- [Task]:
Which lines of the listing hold the string "JSON"? Show each of them.

____ Exercise data

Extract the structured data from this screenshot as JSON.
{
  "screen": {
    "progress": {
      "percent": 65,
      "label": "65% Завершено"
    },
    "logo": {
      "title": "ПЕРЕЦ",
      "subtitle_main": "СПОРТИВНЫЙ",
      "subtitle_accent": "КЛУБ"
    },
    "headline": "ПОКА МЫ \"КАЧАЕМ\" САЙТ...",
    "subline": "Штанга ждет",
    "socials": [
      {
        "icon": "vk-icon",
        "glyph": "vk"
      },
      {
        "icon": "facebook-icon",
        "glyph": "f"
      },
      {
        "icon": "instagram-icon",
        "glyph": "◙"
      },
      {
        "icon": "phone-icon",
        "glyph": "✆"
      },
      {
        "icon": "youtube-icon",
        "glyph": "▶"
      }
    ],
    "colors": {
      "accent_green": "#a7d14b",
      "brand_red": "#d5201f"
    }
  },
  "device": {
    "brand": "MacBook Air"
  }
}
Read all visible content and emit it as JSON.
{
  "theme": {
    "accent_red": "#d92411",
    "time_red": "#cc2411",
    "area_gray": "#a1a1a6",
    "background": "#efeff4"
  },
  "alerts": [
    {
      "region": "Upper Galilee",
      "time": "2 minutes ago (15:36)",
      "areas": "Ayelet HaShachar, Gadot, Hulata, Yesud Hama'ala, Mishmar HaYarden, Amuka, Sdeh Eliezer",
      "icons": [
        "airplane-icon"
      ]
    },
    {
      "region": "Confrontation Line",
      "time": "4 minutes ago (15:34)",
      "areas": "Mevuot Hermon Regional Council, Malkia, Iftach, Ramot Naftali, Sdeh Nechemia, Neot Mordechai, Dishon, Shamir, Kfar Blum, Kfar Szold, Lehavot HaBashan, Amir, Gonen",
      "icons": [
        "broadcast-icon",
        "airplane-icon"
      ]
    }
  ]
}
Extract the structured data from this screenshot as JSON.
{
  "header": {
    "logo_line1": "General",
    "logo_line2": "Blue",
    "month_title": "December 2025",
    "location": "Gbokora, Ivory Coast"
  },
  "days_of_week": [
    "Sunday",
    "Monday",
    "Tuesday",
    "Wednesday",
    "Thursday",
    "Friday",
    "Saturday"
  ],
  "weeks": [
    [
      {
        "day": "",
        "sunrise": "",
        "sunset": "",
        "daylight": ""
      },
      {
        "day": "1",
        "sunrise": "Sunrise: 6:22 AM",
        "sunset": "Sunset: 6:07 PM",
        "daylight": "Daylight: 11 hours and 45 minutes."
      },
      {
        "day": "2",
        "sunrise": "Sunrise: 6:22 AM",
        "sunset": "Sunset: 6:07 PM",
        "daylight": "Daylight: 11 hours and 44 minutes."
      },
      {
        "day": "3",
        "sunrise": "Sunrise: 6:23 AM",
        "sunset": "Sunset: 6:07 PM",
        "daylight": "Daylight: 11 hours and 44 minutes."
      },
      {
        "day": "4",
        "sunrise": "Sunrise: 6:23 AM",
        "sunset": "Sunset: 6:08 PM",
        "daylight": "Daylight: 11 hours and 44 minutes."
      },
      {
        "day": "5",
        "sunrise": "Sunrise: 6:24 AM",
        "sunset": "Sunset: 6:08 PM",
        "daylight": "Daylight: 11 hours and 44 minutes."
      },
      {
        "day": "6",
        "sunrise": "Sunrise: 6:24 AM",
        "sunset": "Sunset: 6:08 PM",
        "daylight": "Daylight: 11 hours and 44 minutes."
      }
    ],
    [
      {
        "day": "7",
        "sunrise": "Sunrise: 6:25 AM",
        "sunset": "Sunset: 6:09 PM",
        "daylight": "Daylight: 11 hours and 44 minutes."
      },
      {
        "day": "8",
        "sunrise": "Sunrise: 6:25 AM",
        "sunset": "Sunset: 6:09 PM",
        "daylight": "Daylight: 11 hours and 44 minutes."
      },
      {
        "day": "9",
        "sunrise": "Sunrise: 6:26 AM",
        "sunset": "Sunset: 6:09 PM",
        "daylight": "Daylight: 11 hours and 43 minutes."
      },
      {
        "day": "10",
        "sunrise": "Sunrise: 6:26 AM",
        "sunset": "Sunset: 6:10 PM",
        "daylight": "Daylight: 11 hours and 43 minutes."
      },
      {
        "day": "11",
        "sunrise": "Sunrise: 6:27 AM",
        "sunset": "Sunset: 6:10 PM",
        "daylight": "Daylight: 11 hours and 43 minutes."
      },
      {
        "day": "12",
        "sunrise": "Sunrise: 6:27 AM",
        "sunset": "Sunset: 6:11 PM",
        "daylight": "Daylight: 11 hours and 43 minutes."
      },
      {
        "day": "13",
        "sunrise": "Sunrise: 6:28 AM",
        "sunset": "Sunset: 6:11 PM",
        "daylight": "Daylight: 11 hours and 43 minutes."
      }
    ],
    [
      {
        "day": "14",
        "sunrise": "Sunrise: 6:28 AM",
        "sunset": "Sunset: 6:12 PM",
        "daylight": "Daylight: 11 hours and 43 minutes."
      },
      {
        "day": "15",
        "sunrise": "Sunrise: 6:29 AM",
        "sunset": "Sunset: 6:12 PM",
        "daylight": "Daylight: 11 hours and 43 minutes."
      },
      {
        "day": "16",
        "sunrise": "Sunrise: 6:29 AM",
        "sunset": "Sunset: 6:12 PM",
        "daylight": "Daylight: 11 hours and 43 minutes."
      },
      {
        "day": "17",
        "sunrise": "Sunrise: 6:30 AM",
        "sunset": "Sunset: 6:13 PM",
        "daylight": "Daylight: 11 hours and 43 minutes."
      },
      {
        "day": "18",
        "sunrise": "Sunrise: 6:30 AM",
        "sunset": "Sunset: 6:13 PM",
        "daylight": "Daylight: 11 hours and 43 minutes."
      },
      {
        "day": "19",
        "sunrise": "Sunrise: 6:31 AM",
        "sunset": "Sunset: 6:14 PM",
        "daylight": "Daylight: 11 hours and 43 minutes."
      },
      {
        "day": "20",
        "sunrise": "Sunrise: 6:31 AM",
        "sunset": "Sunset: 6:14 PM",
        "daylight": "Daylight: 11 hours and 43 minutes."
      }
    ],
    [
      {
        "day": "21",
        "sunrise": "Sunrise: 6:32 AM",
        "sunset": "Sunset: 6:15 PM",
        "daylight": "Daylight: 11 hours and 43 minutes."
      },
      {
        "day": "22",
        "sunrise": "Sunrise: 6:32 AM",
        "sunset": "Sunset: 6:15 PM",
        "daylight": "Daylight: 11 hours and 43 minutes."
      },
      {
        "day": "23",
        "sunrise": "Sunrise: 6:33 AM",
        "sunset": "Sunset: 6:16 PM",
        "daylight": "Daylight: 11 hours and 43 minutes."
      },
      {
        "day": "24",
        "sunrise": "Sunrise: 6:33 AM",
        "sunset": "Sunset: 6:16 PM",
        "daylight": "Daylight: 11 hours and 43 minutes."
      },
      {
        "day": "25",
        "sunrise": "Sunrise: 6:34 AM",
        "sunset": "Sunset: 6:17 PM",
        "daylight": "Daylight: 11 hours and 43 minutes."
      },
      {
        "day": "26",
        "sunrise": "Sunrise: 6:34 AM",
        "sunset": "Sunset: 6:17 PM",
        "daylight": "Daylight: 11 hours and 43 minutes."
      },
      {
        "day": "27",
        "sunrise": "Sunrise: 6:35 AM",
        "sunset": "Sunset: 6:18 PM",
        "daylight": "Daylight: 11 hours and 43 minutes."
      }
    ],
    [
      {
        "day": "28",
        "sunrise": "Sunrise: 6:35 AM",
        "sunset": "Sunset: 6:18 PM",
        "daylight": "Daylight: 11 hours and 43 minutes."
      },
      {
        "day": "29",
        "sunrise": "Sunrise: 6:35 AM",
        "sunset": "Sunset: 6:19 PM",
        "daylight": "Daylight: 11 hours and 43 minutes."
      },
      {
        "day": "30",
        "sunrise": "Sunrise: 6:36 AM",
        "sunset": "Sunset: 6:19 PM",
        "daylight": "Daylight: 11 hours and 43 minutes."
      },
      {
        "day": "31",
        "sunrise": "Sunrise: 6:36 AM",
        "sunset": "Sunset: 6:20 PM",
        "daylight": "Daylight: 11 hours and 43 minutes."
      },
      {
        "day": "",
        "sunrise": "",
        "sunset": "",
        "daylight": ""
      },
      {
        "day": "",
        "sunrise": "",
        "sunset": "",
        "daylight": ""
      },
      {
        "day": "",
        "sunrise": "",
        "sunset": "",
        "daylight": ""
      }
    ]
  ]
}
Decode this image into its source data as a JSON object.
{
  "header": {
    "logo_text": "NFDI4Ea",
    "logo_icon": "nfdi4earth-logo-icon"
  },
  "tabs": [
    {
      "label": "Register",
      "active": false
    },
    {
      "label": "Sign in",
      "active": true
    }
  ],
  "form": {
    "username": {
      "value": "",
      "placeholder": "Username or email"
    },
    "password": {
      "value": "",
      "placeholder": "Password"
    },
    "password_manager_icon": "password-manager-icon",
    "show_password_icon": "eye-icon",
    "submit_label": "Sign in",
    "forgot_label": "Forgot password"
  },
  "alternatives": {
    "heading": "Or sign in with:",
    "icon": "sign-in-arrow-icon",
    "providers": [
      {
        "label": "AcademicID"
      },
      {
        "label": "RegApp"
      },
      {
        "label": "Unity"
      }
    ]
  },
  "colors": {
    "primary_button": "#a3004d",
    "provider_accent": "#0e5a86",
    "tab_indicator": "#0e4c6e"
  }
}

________

- [Solution to the problem]:
Extract the structured data from this screenshot as JSON.
Read all visible content and emit it as JSON.
Extract the structured data from this screenshot as JSON.
Decode this image into its source data as a JSON object.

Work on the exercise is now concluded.